exposition Immo Jalass, March 26th - April 16th 2011
Opening: March 26th, 17h
2011 August 12th - August 27th, "Summer on a soliary beach"
2012 October 13th tot en met november 12-11-2012 at http://www.kulter.nl/KULTER..html exhibiting the following 3 artpieces
inbetween in the following Internetgalleries:
NewMasterArtists - With some backgroundinformation for several of my computerpaintings
The jpg files can be printed in any technical possible size and / or manner on all possible materials without loss in form or color.
1103 DS Amsterdam
Immo Jalass is a German artist known in The Netherlands for his work at the end of the sixties that culminated in an group exhibition at the Stedelijk Museum in Amsterdam in 1969.
In the new millennium, the artist has dedicated himself to computer art. After replacing the easel with a computer monitor and the palette of oil colors with digital graphics programs he is creating digital images that are printed in only one certified copy on different media according with the practical and aesthetic needs and demands. The images presented by the artist are imaginary landscapes, abstract expanses or shots of cities that seem to be taken on another planet.

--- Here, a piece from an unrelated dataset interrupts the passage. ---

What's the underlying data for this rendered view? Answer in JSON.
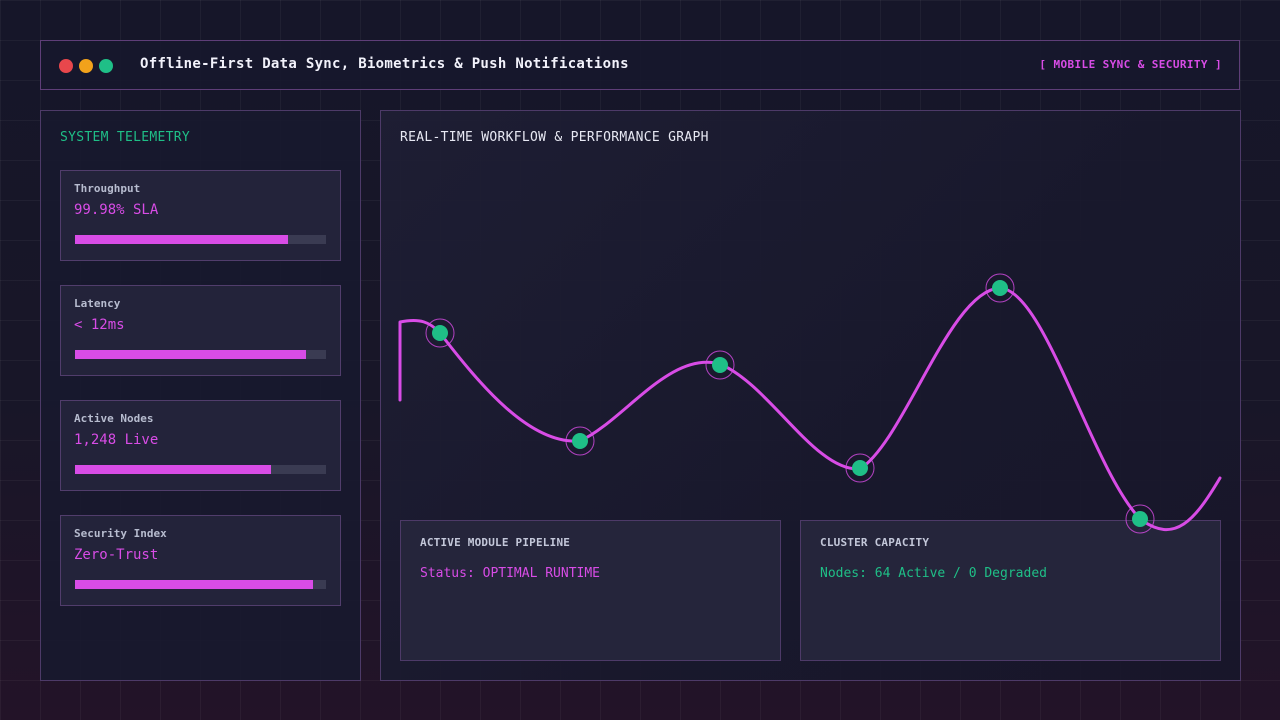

The technique and the title of the exhibition:
Immo Jalass starts with free composition, photos or parts of photos, sometimes photos of a city and details of buildings. In this sense he sometimes "steals" images from the reality. Later on (in front of his "digital canvas") he begins to treat the images, to distort them, to cut them, to remove or add details, colors and elements from other photos or god knows from where. This process of "mystification" of the reality leads to the creation of an image that overtakes and goes beyond reality itself.
In his bewildered landscapes Jalass captures the grandeur of the space between the speed of light and the perpetual change and through the computer he freezes and crystallizes this vision into an image that takes on aspects of meditation and contemplation, or to put it in the words of the artist into "images that rest in the movement”. The use of the computers is fundamental in this process of crystallization of the speed and the change (or "carpe diem"). Unlike canvas and oil paint the computer allows the creation and variation of many images in a very fast speed. Jalass is always in search of landscapes that contain or at least make you presume "totality": the total image that can awake in the viewer associations of omnipresence (ubiquity). The search for an image that contains and sustains all the images is the goal of Jalass and even though this is, according to the artist, a "a pure ideal impossible to realize" we remain with the “partial” images - on show in the gallery Radar - as a documentation of a valuable artistic and meditative research.
Marco de Piaggi